For example, she says, there’s “very solid data showing that teenagers need about 9 hours of sleep a night.” Other studies show that kids’ thinking and behavior improve when they get extended sleep.
Which sleep advice should parents follow? Owens says she trusts the sleep recommendations from the National Sleep Foundation, which you can find here. The foundation says children ages 5 to 12 need 10 to 11 hours of sleep a night, and teenagers need 9 to 10 hours. Here’s more from Owens from the NPR blog:
“We always [say] that there are clues to make sure that your child is getting enough sleep. For instance: Your child wakes up spontaneously at the time they’re supposed to wake up. They’re alert in the morning.
Granted, there are things we don’t know. But this is information that I think we can confidently pass on to parents.”
Image: Sleepy boy waking up via Shutterstock.
Tuesday, February 14th, 2012
Does your child sleep enough? Here are two little-known facts: Kids haven’t been getting the expert-recommended amount of shut-eye for 100 years. And scientists don’t know exactly how much sleep children really need.
A new study published in the journal Pediatrics looked back over sleep advice for children from 1897 to 2009, and found 32 different sets of official recommendations in that period.
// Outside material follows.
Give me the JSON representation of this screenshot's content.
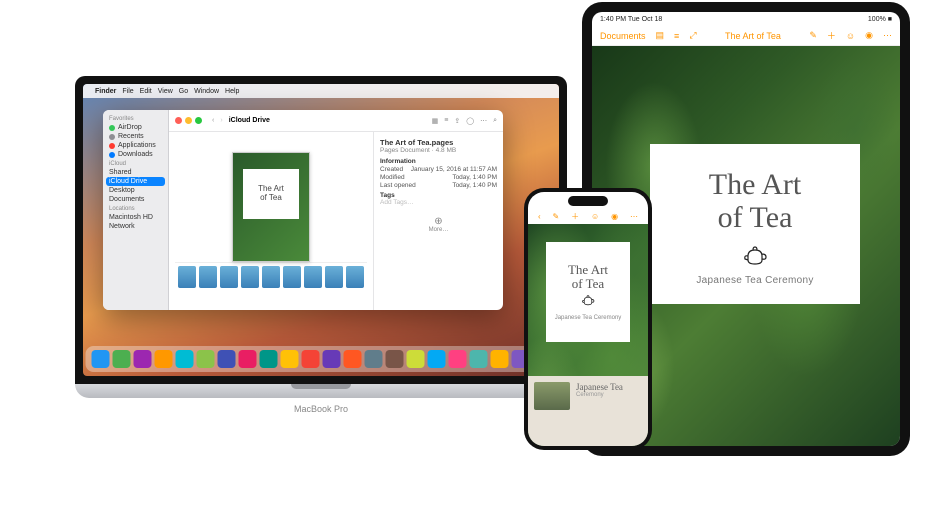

The researchers also looked at how much kids actually slept, and found that they consistently got an average of 37 minutes less than the recommended amount.
But almost none of the sleep advice was based on research. “After 100 years, we still don’t have meaningful evidence for these recommendations,” Lisa Anne Matricciani of the University of South Australia, lead author of the study, told the Wall Street Journal.
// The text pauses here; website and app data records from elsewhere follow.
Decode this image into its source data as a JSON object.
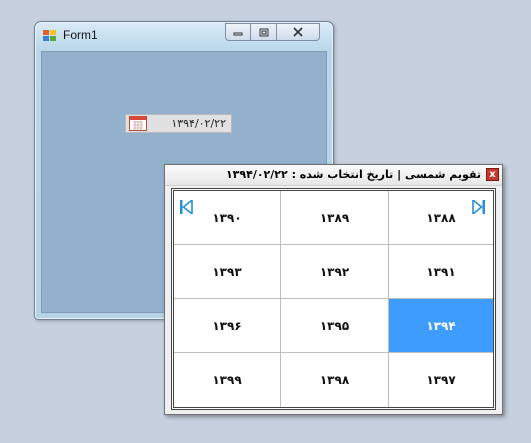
{
  "window": {
    "title": "Form1",
    "date_value": "۱۳۹۴/۰۲/۲۲"
  },
  "calendar": {
    "title_prefix": "تقویم شمسی | تاریخ انتخاب شده :",
    "title_date": "۱۳۹۴/۰۲/۲۲",
    "close_label": "x",
    "rows": [
      [
        "۱۳۹۰",
        "۱۳۸۹",
        "۱۳۸۸"
      ],
      [
        "۱۳۹۳",
        "۱۳۹۲",
        "۱۳۹۱"
      ],
      [
        "۱۳۹۶",
        "۱۳۹۵",
        "۱۳۹۴"
      ],
      [
        "۱۳۹۹",
        "۱۳۹۸",
        "۱۳۹۷"
      ]
    ],
    "selected": "۱۳۹۴"
  },
  "colors": {
    "selected_bg": "#3f9cff",
    "form_client": "#93b1cd",
    "nav_arrow": "#2a8fd6"
  },
  "icons": {
    "window_icon": "form-app-icon",
    "calendar_icon": "calendar-icon",
    "prev_nav": "skip-first-icon",
    "next_nav": "skip-last-icon"
  }
}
Here’s more from the Los Angeles Times:
[T]he researchers could find only one case for which the expert guidelines were rooted in medical evidence of a need for a particular amount of sleep. That was a 1926 study that measured the actual sleep of 500 kids between the ages of 6 and 15 who were deemed “healthy.” Other than that, it seems that experts simply looked at the amount of sleep children around them were getting and figured that they really needed a little bit more, the authors wrote.
The current advice from the National Sleep Foundation is that children ages 5 to 12 need 10 to 11 hours of sleep a night, and teenagers need 9 to 10 hours. But a 2006 sleep survey found that about 45 percent of kids ages 11 to 17 get less than eight hours of sleep a night. Any parent who has dealt with a cranky, sleep-deprived child knows that’s not nearly enough.
Research also shows that it’s unwise to let kids skimp: Lack of sleep for children is linked to problems such as obesity, learning difficulties, and aggressive behavior.
Image: Sleepy boy in classroom via Shutterstock.